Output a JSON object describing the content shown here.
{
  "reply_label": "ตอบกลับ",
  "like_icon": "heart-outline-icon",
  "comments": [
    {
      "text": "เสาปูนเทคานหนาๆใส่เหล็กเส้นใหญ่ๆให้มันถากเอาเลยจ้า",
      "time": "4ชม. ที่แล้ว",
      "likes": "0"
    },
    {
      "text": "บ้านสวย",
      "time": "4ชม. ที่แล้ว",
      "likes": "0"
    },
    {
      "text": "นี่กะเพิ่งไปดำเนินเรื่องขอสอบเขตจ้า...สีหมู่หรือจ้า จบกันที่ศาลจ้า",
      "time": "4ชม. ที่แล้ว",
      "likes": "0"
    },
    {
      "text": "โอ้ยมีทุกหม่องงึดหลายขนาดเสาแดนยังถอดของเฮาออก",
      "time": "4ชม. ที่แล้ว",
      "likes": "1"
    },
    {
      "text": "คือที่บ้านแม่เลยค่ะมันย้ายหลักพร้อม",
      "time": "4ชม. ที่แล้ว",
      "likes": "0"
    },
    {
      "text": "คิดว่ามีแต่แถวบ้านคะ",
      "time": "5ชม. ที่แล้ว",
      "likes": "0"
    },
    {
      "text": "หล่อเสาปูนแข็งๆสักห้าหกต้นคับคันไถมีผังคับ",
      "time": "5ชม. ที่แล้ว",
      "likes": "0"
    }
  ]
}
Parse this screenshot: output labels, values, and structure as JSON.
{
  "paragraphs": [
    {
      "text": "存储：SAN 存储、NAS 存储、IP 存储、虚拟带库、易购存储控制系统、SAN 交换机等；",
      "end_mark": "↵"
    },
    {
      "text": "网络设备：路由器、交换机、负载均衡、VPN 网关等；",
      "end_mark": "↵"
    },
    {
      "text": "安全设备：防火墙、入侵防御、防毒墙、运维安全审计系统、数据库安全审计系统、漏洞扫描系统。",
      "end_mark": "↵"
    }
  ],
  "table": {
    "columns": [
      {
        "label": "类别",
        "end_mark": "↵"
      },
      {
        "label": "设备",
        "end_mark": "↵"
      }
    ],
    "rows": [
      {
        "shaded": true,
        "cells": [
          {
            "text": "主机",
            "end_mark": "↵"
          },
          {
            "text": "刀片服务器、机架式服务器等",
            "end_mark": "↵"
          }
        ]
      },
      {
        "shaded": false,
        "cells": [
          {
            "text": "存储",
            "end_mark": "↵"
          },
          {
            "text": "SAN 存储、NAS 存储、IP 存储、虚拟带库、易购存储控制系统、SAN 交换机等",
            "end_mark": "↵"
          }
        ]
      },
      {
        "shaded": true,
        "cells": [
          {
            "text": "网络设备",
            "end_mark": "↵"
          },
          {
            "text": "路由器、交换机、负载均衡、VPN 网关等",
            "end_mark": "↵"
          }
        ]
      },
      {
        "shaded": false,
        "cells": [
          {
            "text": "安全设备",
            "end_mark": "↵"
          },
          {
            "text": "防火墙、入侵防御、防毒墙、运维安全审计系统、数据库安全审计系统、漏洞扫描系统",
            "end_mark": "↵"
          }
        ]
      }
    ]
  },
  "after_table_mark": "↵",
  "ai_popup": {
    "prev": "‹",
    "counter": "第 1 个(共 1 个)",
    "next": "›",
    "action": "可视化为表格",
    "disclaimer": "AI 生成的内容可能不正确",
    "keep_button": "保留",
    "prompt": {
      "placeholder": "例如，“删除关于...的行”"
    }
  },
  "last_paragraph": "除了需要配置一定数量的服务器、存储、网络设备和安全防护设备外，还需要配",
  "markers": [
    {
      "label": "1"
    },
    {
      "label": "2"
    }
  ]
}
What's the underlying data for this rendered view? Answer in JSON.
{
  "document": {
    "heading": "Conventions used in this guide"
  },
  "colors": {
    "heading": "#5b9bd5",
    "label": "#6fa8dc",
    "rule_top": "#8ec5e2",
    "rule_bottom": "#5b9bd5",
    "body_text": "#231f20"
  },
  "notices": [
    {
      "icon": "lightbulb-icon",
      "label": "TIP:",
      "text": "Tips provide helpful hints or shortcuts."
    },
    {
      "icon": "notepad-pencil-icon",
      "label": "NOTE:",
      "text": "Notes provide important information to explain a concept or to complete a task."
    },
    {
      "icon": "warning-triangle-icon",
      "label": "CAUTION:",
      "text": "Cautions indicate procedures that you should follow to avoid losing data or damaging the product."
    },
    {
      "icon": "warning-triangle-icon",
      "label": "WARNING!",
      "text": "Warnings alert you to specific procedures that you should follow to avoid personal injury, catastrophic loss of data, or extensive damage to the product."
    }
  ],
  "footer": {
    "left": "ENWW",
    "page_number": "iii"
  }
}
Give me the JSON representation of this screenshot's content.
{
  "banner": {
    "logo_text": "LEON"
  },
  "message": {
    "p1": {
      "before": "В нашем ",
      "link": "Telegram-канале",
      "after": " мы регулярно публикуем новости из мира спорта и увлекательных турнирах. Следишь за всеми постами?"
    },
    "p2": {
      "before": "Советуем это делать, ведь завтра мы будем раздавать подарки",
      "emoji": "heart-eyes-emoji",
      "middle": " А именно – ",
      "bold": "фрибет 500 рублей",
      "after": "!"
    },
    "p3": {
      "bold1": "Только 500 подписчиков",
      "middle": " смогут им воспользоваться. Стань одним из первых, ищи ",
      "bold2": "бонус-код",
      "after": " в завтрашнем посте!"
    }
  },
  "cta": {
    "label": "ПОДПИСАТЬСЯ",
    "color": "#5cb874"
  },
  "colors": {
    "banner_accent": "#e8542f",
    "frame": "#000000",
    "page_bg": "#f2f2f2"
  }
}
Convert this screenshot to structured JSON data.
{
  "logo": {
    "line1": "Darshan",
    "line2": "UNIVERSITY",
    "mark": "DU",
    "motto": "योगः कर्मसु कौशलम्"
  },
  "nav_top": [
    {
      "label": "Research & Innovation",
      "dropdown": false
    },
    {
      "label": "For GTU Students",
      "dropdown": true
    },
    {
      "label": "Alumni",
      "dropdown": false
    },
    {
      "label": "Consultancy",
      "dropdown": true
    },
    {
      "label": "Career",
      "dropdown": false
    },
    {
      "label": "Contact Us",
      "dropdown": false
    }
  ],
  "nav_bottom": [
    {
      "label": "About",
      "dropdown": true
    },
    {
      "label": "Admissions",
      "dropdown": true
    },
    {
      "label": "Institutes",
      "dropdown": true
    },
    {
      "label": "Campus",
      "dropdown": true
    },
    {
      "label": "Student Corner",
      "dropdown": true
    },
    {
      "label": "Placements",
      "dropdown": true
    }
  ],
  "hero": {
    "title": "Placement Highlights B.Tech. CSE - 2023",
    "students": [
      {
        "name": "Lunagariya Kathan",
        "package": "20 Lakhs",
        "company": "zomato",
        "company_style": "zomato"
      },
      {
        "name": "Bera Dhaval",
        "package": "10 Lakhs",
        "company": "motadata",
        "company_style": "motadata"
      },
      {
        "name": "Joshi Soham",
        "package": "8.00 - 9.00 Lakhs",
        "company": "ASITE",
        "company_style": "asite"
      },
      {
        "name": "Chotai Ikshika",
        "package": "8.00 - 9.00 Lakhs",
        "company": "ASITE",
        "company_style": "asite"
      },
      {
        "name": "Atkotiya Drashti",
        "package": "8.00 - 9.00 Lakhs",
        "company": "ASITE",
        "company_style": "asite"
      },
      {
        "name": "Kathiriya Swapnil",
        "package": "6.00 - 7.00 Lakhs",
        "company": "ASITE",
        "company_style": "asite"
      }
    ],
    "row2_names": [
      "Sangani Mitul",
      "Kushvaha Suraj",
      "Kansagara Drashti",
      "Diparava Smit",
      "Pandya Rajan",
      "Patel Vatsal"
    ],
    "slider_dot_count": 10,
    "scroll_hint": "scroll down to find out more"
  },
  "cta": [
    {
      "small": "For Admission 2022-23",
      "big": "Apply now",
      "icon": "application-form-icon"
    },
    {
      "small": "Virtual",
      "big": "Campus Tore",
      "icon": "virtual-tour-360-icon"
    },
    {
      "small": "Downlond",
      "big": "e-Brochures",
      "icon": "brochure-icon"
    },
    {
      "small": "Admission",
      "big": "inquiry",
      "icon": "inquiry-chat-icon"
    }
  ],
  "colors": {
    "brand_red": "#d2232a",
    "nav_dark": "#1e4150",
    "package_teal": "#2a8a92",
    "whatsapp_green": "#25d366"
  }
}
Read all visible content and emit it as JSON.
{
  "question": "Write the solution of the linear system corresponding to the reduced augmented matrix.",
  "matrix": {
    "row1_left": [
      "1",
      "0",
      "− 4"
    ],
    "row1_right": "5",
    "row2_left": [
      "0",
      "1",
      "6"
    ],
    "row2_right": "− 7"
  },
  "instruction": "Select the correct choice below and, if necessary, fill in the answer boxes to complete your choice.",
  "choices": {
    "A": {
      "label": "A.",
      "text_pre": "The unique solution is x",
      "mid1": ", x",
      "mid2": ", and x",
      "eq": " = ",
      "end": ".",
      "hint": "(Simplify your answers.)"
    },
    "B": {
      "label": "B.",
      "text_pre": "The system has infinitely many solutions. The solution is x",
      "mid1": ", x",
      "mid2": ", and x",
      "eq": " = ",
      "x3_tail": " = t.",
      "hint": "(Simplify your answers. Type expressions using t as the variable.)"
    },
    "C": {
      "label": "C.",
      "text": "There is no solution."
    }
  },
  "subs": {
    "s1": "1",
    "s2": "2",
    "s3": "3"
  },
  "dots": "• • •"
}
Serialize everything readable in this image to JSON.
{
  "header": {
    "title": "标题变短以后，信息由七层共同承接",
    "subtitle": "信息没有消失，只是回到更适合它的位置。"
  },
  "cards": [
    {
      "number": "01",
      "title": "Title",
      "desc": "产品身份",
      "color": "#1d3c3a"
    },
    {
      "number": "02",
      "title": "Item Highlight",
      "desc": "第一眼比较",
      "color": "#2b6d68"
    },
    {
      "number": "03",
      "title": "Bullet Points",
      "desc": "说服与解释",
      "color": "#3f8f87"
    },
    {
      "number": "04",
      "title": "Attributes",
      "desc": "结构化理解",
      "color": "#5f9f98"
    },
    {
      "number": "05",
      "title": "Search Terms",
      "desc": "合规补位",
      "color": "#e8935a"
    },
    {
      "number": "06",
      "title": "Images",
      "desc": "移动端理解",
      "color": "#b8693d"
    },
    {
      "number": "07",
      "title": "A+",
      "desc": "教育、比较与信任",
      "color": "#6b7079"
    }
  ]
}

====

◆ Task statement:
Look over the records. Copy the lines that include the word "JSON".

◆ Exercise answer:
Output a JSON object describing the content shown here.
Parse this screenshot: output labels, values, and structure as JSON.
What's the underlying data for this rendered view? Answer in JSON.
Give me the JSON representation of this screenshot's content.
Convert this screenshot to structured JSON data.
Read all visible content and emit it as JSON.
Serialize everything readable in this image to JSON.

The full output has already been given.